The best thing ex-Mormons can do is change the narrative about themselves—by not making Mormons feel attacked or like they need to defend their beliefs, by opening up constructive dialogue when appropriate, and by fostering and maintaining positive relationships with believers. We won’t always be able to change people’s minds about us, but we can try. At the end of the day, we’re all just human. We all hurt the same. We’re all (usually) trying our best with what we understand and have experienced. Peace requires tolerance of those with different beliefs, and in the Mormon/ex-Mormon community, I think that tolerance needs to start with ex-Mormons, because we are the ones who have experienced both sides of the coin, and can therefore (usually) empathize with Mormons better than they can empathize with us.

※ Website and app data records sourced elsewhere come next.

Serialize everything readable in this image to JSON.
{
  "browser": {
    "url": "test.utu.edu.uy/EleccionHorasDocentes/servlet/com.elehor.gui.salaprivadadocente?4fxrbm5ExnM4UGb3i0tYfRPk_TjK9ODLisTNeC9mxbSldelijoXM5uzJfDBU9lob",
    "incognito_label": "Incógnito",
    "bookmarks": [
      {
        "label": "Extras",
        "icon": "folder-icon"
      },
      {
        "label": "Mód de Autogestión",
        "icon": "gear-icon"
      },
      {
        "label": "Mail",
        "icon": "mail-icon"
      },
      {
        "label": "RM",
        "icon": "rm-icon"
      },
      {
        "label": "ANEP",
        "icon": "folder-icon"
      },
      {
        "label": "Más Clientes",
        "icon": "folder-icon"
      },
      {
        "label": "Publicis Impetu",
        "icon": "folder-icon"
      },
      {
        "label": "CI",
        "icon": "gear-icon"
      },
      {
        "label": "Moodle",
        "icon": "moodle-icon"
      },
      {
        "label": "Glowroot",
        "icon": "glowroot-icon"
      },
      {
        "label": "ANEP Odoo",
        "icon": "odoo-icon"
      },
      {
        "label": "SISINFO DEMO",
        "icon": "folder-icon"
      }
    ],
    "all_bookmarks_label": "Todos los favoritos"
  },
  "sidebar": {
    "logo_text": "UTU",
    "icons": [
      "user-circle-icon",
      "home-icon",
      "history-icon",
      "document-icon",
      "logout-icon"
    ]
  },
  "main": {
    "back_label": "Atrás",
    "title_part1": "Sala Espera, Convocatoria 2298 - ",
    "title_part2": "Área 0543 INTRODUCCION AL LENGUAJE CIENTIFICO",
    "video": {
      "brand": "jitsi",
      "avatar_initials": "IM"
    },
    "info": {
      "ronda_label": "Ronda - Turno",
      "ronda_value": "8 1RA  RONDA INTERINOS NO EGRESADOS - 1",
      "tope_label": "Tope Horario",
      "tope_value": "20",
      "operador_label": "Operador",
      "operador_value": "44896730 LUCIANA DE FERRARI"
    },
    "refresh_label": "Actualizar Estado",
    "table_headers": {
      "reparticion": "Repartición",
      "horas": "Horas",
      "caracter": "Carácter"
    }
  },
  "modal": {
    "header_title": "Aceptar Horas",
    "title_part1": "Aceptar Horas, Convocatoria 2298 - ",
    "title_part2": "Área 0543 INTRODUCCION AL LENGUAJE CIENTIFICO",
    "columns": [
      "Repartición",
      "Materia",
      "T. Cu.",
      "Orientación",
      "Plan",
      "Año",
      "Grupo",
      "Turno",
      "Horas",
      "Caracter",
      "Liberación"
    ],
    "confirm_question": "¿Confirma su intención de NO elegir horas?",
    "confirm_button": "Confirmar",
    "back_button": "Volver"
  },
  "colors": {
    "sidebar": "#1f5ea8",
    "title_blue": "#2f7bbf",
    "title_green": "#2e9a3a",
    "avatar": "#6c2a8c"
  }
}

Be a safe space for Mormons, but when they ask you about your disaffection, don’t be afraid to tell them that you wanted the Church to be true—that you researched with the bias that it was. Let them know how much you cried out in prayer wanting God to take away your doubts—to give you some kind of answer to the endless evidence indicating that your beliefs were based on fallacies. Be open with them about the pain you experienced as you lost your faith through research, and how hard you tried to make it all work. Try to help them understand a world that they don’t understand, while using your understanding of their world to be non-threatening. Remember how you felt when you were in their position. Ex-Mormons have a lot of work to do if we’re going to change a narrative created by 200 years of teachings that liken us to “disease germs”. See the humanity in others and let them see the humanity in you.